TASK REQUIREMENTS ▸ Return every line in the entries below where the word "title" shows up.

[App and web page records]
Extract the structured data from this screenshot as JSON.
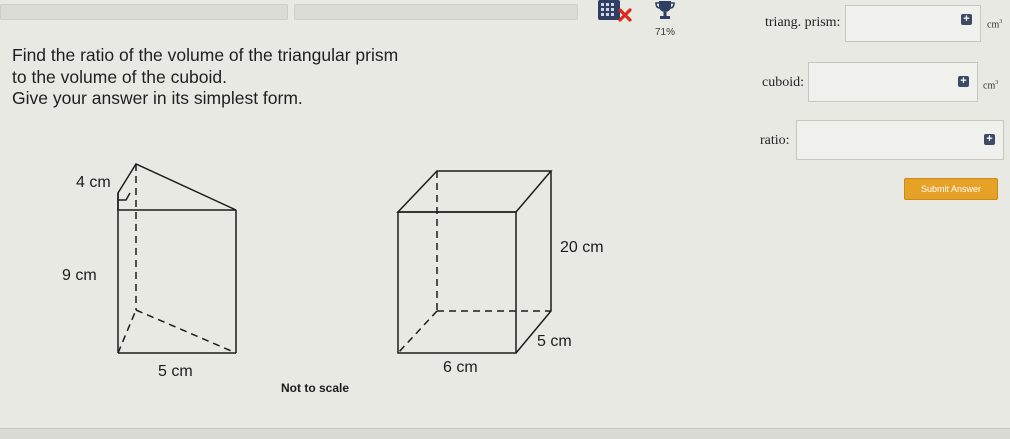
{
  "header": {
    "progress_percent": "71%"
  },
  "question": {
    "lines": [
      "Find the ratio of the volume of the triangular prism",
      "to the volume of the cuboid.",
      "Give your answer in its simplest form."
    ]
  },
  "answers": {
    "prism_label": "triang. prism:",
    "cuboid_label": "cuboid:",
    "ratio_label": "ratio:",
    "unit_base": "cm",
    "unit_exp": "3",
    "prism_value": "",
    "cuboid_value": "",
    "ratio_value": "",
    "submit_label": "Submit Answer"
  },
  "prism": {
    "top_dim": "4 cm",
    "height_dim": "9 cm",
    "base_dim": "5 cm"
  },
  "cuboid": {
    "height_dim": "20 cm",
    "depth_dim": "5 cm",
    "width_dim": "6 cm"
  },
  "note": "Not to scale",
  "colors": {
    "submit": "#e6a127",
    "plus": "#3b4a66",
    "background": "#e9e9e4"
  },
  "icons": [
    "grid-icon",
    "cross-icon",
    "trophy-icon",
    "plus-icon"
  ]
}
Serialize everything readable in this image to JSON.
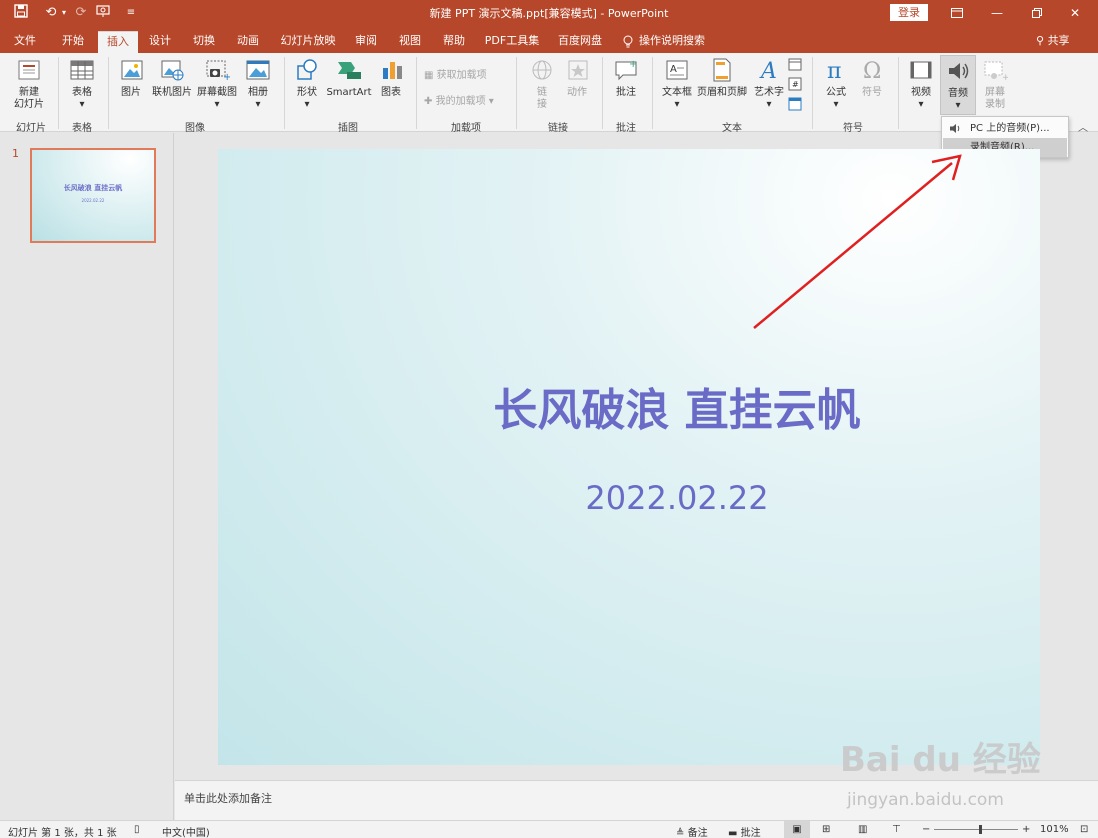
{
  "window": {
    "title": "新建 PPT 演示文稿.ppt[兼容模式] - PowerPoint",
    "login_label": "登录"
  },
  "menu": {
    "tabs": [
      "文件",
      "开始",
      "插入",
      "设计",
      "切换",
      "动画",
      "幻灯片放映",
      "审阅",
      "视图",
      "帮助",
      "PDF工具集",
      "百度网盘"
    ],
    "active_tab": "插入",
    "search_label": "操作说明搜索",
    "share_label": "共享"
  },
  "ribbon": {
    "new_slide": "新建\n幻灯片",
    "table": "表格",
    "picture": "图片",
    "online_picture": "联机图片",
    "screenshot": "屏幕截图",
    "album": "相册",
    "shapes": "形状",
    "smartart": "SmartArt",
    "chart": "图表",
    "get_addins": "获取加载项",
    "my_addins": "我的加载项",
    "link": "链\n接",
    "action": "动作",
    "comment": "批注",
    "textbox": "文本框",
    "header_footer": "页眉和页脚",
    "wordart": "艺术字",
    "equation": "公式",
    "symbol": "符号",
    "video": "视频",
    "audio": "音频",
    "screen_record": "屏幕\n录制",
    "groups": {
      "slides": "幻灯片",
      "tables": "表格",
      "images": "图像",
      "illustrations": "插图",
      "addins": "加载项",
      "links": "链接",
      "comments": "批注",
      "text": "文本",
      "symbols": "符号"
    }
  },
  "audio_menu": {
    "items": [
      "PC 上的音频(P)...",
      "录制音频(R)..."
    ],
    "highlighted": "录制音频(R)..."
  },
  "thumbnails": [
    {
      "number": "1",
      "title": "长风破浪 直挂云帆",
      "date": "2022.02.22"
    }
  ],
  "slide": {
    "title": "长风破浪 直挂云帆",
    "date": "2022.02.22"
  },
  "notes": {
    "placeholder": "单击此处添加备注"
  },
  "status": {
    "slide_info": "幻灯片 第 1 张，共 1 张",
    "language": "中文(中国)",
    "notes_label": "备注",
    "comments_label": "批注",
    "zoom": "101%",
    "zoom_fraction": 0.55
  },
  "watermark": {
    "brand": "Bai du 经验",
    "url": "jingyan.baidu.com"
  },
  "colors": {
    "accent": "#b7472a",
    "slide_text": "#6a6bc6",
    "arrow": "#e02020"
  }
}
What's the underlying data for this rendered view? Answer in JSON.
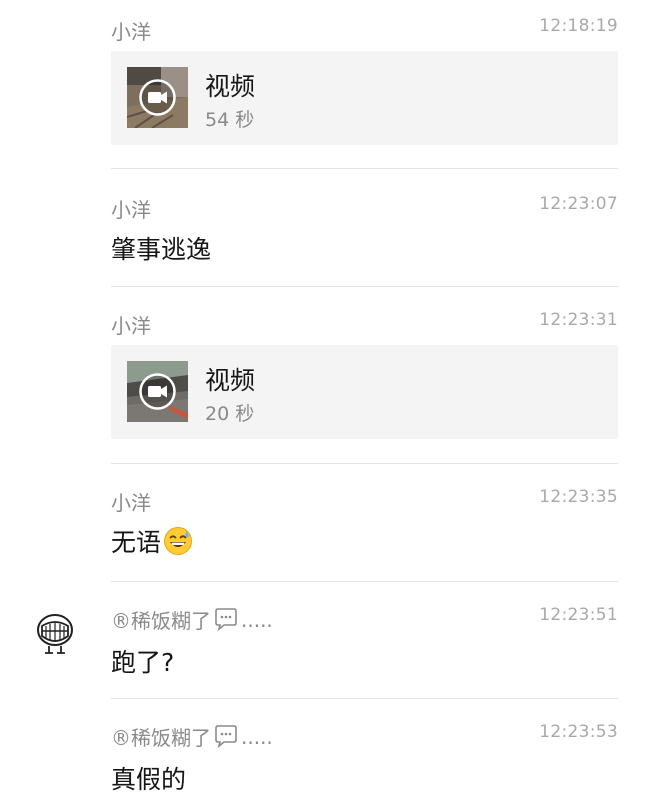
{
  "messages": [
    {
      "sender": "小洋",
      "time": "12:18:19",
      "type": "video",
      "title": "视频",
      "duration": "54 秒"
    },
    {
      "sender": "小洋",
      "time": "12:23:07",
      "type": "text",
      "text": "肇事逃逸"
    },
    {
      "sender": "小洋",
      "time": "12:23:31",
      "type": "video",
      "title": "视频",
      "duration": "20 秒"
    },
    {
      "sender": "小洋",
      "time": "12:23:35",
      "type": "text",
      "text": "无语",
      "emoji": "sweat-smile-emoji"
    },
    {
      "sender_prefix": "®稀饭糊了",
      "sender_suffix": ".....",
      "time": "12:23:51",
      "type": "text",
      "text": "跑了?",
      "avatar": "grinning-face-avatar"
    },
    {
      "sender_prefix": "®稀饭糊了",
      "sender_suffix": ".....",
      "time": "12:23:53",
      "type": "text",
      "text": "真假的"
    }
  ],
  "icons": {
    "video_play": "video-camera-icon",
    "speech_bubble": "speech-bubble-icon"
  },
  "colors": {
    "sender": "#8a8a8a",
    "time": "#a9a9a9",
    "text": "#161616",
    "card_bg": "#f4f4f4",
    "divider": "#e4e4e4"
  }
}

RESULT FOR THIS TASK ▸
    "title": "新建 PPT 演示文稿.ppt[兼容模式] - PowerPoint",
      "title": "长风破浪 直挂云帆",
    "title": "长风破浪 直挂云帆",
      "title": "视频",
      "title": "视频",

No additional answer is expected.